The authors, Mann and Ornstein, took up residence at the Brookings Institute (Mann) and the American Enterprise Institute (Ornstein), helping ensure objectivity; usually this also ensures that any conclusions are vague and mushy. Not here - their 'bottom-line' is that today's Congressional Republicans behave like they were in a British parliamentary, winner-take-all system. The problem is that such 'ideologically polarized, internally unified, vehemently oppositional' doesn't work in our 'separation-of-powers system that makes it extremely difficulty for majorities to work their will.' (My one criticism of this book is that it didn't really explain why the English system works in England and not in America.)
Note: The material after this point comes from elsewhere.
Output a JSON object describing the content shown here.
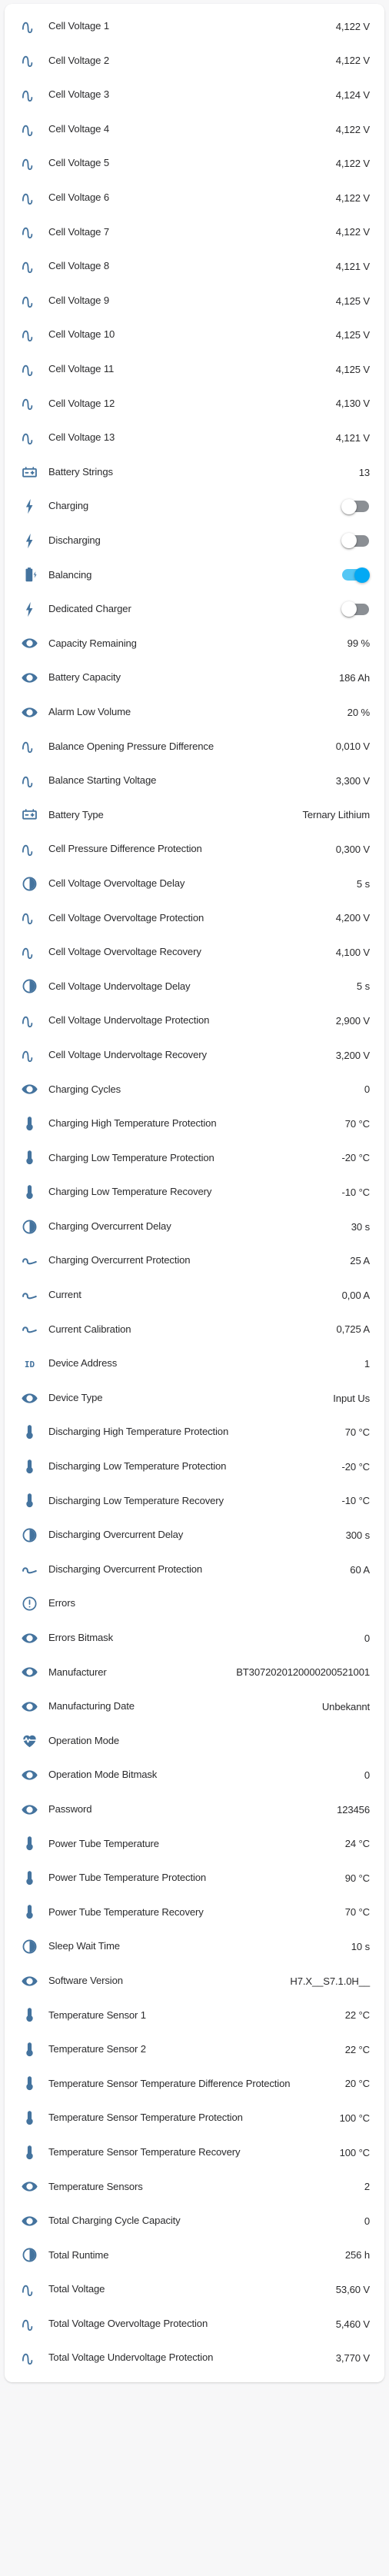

Republicans are now 'more loyal to party than to country,' and the political system hobbled and unable to address serious problems and threats. They are scornful of compromise, unpersuaded by conventional facts, evidence and science, and dismissive of Democrats' legitimacy.
The most glaring example is how House Republicans addressed the need to raise the debt ceiling in 2011. And its going to be repeated in 2013, per Senator McConnell in a Fox News statement.
Adding to this partisan warfare is the increased role of money on our politics - the worst of any time in over a century, possibly ever.
The authors grant former Speaker Gingrich special dishonor - painting the House as elitist, corrupt and arrogant when the Democrats controlled. His strategy - convince voters the institution was so corrupt that anyone wold be better than the Democratic incumbents. Further, his partisan attacks on adversaries created a new norm in which colleagues with differing views became mortal enemies, created the permanent campaign, and prioritized electoral goals over policy. (A current example - Rep. West, Florida Republican's recent assertion that there are 78 - 81 Democrats in Congress who are members of the Communist Party - a ridiculous statement that has yet to be condemned by Republican congressional leaders or presidential candidates.)
Grover Norquist offers another example of the take-no-prisoners approach. His Taxpayer Protection Pledge binds signers to never support a tax increase or close tax loopholes - as of the end of 2011 it had been signed by 238 of 242 House Republicans and 41 of the 47 GOP senators. Other pledges have followed - eg. opposing climate change, that box in moderates and make cross-party coalitions nearly impossible. Failure to sign such pledges makes a primary challenge too likely. Loud denunciation of 'ObamaCare' has become a litmus test for anyone hoping to be called a 'conservative.'
Mike Lofgren, veteran Republican congressional staffer, ended his career last year after almost thirty years. He wrote, 'The Republican Party is becoming less and less like a traditional political party . . . and more like an apocalyptic cult, or intensely ideological authoritarian parties of earlier Europe.'
Republicans in the Senate now repeatedly abuse the confirmation process to block innumerable nominees.
The news media also don't escape criticism - for failing to cover how the Republican Party has been transformed, and simply writing stories that imply both sides are equally implicated. The authors contend the media will have to start being more objective.
Bottom-Line: "It's Even worse Than It Looks" is level-headed, and fits well with other reports - eg. Chris Mooney's analysis of Republican psychological attributes and their chronic denial of, and ignoring facts. (Republican anti-intellectualism makes it easier to believe/claim government can do no good and shouldn't get more tax money.) The book also fits well with Amazon reviewers assessment of even marginally political books - those not fitting conservative ideology are regularly and uniformly panned, as well as those that condemn works that do. Practitioners of Republican politics are now dominated by vacuous ideology.